Zap2It, January 5, 2004
By Holly Aguirre
Scarlett Johansson has all the makings of a Tinsel Town Prima Donna: Great hair, a killer bod, naturally full lips, two critically acclaimed films under her belt in one year and a good attitude. All right. So maybe we should leave off that last part, but given her success as an actress starting at the age of eight, it does not seem out of the realm of possibility that she might throw a tantrum of two.
Reeling from the stellar reviews she received for her work as Charlotte in Sofia Coppola's independent feature "Lost in Translation," Johansson is proving that her stoic performance was not a fluke and that balancing a positive demeanor doesn't have to be all that difficult. In Los Angeles to promote "Girl with a Pearl Earring," Peter Webber's directorial debut based on the novel by Tracy Chevalier, Johansson is notably mature for her 18 years, open and honest.
"I went in for a reading and didn't have the part yet. The minute I read the script, I wanted the part. Peter [Webber] came to Vancouver where I was filming ' The Perfect Score ' and pretty much begged me to do the role," Johansson tells Zap2it.com. "He says that he came crawling across a floor of gravel with weights on his feet and asked me to do the part."

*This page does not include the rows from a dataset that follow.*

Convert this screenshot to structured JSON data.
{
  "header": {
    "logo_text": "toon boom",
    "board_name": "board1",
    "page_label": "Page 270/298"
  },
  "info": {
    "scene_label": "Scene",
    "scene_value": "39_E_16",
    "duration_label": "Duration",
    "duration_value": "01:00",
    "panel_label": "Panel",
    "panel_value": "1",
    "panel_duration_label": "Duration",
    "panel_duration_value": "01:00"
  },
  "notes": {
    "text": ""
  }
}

The coveted role was that of Griet, a 16-year-old girl who appears in Johannes Vermeer's painting which carries the movie's title. Set in 17th century Holland, Griet is employed by Vermeer as a housekeeper to care for his six children, his jealous pregnant wife and his uncommunicative mother-in-law. Tensions arise when Vermeer's wife suspects intimacy between her husband and the girl, and climax when she discovers that Griet borrowed her inestimable pearl earrings to sit for the now famous portrait.
Webber, a television director as well as art history major, was fascinated by Vermeer and his choice of subject matter and the consequent relationship that evolved. He knew that it would take someone exceptional to fill the role.
"Scarlett has been working in this business longer than I have," says Webber. "Although she is young in years, she has an old soul. She is hypnotic to watch, like a silent movie star."
Johansson, who blushes at a compliment, says that there is a lot about the experience that is a blur. Having completed "Translation" in Tokyo less than two weeks prior to "Girl's" start, she says she hardly remembers unpacking on location in Luxembourg. Instead of letting the whirlwind sweep her away, Johansson rode the wave, using the tension to her advantage.
"I was so emotionally vulnerable that I figured that I would stay that way, which I did for another couple of months," she explains. "It hasn't always been this crazy, but there has been very little time in my life where I haven't been promoting or filming something."
Over the past four years the teenager was seen in the Coen Brothers' "The Man Who Wasn't There," starred in the cult classic "Ghost World" and recently wrapped "The Perfect Score." She'll next been seen in "Synergy," "A Good Woman," and was recently cast in "A Love Song for Bobby Long" alongside John Travolta.
Johansson is, however, grateful for the work. "I really need a vacation, but it has been so wonderful to feel recognized when you put your hard work into something. And I have two films out this year that I am really proud of and that I really worked hard on. So, I'm just trying to keep my head on straight," she says. Crediting her close friends and family for keeping her grounded, she sums everything up by stating, "I've been in work mode and I suppose that prevents me for going into Hollywood starlet mode."